- What you have to do: Count the lines below that include the word "this" and write that number alone.

Stored data entries:
____

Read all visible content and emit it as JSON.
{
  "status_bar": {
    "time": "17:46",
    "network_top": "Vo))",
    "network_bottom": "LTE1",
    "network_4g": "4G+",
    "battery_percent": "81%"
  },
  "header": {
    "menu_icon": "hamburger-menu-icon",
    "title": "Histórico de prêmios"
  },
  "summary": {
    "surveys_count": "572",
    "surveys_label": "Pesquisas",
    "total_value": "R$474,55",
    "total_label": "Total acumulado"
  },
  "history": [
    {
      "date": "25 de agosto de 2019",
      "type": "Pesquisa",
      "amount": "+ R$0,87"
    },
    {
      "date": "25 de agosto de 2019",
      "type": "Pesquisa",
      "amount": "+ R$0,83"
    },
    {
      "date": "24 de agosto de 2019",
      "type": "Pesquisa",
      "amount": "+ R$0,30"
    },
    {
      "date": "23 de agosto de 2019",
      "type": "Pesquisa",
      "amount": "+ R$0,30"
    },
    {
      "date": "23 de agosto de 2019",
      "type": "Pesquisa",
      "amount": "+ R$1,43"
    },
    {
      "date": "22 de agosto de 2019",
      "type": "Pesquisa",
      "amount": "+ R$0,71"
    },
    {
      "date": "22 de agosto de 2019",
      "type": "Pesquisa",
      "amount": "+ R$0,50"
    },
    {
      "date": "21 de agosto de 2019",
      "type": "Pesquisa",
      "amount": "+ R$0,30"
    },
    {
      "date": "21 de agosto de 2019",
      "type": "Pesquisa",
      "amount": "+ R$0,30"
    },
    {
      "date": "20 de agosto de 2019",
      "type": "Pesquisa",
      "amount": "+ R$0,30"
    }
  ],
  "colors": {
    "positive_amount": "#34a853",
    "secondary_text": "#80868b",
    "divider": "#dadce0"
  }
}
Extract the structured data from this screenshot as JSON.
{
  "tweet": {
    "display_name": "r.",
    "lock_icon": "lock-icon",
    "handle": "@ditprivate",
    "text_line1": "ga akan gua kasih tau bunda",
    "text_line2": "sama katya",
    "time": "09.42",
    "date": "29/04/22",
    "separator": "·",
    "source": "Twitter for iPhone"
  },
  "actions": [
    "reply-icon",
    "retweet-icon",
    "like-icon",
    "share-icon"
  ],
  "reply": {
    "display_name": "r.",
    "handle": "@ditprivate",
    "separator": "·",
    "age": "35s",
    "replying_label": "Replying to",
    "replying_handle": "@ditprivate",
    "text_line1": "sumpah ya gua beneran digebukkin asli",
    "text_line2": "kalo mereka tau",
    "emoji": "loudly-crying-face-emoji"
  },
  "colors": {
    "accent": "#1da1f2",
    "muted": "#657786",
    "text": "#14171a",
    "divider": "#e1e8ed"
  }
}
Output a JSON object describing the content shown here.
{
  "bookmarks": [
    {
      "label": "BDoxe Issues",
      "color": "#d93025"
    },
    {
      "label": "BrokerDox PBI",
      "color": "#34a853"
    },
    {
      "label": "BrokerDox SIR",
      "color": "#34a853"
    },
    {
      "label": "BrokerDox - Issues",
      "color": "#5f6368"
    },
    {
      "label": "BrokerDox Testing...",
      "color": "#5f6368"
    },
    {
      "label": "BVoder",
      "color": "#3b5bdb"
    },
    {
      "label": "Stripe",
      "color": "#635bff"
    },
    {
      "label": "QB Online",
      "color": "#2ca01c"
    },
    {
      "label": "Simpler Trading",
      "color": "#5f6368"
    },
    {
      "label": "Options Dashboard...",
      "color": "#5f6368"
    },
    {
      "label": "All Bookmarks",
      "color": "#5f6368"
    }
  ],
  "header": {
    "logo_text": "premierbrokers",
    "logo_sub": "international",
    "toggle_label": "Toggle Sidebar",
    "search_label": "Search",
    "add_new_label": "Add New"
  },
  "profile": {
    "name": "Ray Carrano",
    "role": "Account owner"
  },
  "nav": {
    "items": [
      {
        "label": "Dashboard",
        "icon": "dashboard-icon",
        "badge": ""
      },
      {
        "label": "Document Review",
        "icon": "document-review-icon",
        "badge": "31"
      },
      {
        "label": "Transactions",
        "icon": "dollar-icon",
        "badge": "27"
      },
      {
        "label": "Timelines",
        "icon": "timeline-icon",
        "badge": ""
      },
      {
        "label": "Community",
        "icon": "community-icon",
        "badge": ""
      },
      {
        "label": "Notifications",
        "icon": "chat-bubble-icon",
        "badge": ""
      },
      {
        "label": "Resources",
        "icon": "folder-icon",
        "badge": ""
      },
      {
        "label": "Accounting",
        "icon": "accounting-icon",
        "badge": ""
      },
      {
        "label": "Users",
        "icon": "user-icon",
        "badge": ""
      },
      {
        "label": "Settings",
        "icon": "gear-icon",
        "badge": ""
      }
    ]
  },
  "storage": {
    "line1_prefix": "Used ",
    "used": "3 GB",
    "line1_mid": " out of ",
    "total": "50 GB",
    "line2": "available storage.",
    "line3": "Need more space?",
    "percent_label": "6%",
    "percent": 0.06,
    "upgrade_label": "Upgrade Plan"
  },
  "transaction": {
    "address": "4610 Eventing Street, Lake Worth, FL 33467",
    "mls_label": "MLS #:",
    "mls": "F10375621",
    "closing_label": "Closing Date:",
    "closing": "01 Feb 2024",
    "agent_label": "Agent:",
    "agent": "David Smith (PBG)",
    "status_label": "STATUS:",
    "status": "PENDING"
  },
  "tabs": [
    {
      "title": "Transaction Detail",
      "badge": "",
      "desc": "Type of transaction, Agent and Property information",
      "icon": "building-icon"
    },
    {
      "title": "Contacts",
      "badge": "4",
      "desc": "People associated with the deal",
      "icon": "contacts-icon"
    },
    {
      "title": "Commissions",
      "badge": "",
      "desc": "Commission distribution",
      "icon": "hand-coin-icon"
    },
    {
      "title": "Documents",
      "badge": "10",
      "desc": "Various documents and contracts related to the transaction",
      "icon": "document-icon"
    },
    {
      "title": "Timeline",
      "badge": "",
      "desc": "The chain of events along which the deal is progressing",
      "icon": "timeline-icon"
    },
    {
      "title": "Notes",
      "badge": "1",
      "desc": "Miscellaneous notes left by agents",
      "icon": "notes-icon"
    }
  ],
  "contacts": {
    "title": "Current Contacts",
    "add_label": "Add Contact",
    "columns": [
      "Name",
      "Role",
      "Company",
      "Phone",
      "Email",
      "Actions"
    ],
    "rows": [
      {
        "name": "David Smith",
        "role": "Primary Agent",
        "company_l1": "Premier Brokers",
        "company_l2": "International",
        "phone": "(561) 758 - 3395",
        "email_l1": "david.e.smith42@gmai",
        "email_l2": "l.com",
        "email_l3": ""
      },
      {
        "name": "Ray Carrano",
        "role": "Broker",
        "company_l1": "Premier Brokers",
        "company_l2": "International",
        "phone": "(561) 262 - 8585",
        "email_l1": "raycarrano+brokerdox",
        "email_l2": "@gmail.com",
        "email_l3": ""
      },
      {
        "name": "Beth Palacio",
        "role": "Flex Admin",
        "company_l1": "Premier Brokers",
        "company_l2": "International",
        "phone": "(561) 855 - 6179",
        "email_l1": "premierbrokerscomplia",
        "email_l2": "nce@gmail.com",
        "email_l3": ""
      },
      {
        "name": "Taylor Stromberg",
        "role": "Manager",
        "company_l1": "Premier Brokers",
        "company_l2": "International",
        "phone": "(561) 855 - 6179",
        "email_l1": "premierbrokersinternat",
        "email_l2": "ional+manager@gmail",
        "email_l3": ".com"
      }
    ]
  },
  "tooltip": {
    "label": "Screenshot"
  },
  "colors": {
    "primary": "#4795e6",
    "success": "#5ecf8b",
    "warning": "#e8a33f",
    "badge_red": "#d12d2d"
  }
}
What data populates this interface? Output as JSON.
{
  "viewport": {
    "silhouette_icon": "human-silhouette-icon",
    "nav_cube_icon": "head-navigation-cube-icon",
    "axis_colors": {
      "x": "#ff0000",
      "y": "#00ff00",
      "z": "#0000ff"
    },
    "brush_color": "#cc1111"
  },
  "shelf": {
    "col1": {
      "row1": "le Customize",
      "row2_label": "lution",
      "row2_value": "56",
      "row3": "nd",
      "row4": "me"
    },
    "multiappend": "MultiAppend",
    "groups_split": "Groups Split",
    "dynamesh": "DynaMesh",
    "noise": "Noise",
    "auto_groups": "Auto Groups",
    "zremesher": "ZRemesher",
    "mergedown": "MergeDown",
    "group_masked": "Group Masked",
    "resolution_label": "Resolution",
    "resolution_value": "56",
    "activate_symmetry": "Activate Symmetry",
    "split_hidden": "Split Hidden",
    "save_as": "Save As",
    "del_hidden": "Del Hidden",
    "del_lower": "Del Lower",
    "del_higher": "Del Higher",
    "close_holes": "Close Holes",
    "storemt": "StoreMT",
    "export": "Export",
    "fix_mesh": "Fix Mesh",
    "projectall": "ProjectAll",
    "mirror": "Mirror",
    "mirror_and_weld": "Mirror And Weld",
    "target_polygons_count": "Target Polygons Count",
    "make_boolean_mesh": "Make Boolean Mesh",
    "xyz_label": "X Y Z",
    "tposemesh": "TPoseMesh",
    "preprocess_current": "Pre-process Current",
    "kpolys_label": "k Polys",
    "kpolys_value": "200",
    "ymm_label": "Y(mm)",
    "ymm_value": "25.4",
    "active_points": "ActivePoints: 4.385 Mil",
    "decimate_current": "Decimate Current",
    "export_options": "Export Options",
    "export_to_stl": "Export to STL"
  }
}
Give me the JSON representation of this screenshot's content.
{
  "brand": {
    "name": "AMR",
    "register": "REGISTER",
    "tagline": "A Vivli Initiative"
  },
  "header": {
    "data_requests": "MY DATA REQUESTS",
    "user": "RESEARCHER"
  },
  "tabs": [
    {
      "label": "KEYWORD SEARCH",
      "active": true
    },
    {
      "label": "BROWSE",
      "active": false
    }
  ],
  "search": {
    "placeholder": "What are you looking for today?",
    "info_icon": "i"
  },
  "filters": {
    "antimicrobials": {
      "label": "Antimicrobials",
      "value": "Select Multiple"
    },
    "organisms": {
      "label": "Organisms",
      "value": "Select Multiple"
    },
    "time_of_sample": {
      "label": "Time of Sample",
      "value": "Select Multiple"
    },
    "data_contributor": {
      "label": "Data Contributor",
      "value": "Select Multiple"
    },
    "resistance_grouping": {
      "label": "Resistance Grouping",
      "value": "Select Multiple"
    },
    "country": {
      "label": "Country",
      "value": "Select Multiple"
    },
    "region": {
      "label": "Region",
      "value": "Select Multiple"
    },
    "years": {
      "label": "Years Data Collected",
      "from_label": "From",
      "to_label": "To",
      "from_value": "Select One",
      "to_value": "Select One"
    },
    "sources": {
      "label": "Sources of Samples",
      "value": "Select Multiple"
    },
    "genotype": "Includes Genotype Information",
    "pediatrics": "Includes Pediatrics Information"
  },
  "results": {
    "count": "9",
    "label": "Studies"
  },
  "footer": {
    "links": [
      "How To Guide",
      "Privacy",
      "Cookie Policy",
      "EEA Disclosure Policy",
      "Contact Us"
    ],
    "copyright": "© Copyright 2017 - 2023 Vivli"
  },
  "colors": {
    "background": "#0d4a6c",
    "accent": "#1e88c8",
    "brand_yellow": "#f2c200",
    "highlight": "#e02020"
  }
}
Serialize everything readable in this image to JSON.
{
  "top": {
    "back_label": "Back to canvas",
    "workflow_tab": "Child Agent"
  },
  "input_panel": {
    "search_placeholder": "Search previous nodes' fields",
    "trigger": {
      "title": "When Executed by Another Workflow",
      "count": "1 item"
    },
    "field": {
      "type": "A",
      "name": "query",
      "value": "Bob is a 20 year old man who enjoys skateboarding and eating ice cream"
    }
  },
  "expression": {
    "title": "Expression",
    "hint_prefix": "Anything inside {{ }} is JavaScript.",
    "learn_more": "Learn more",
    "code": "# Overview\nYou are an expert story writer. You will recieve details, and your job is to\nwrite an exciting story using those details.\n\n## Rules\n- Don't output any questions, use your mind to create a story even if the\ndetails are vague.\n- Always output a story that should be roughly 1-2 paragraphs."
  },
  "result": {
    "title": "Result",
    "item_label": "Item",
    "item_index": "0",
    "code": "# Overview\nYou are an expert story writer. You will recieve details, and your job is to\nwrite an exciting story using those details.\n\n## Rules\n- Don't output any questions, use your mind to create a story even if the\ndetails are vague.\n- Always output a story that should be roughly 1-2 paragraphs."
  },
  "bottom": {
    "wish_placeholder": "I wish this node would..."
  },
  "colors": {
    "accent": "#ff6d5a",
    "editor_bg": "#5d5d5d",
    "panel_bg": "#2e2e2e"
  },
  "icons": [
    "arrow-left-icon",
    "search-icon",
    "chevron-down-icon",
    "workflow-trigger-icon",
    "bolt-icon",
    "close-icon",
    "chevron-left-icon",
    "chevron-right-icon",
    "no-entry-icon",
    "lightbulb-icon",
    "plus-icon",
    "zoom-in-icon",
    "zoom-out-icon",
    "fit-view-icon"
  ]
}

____

- Your solution: 5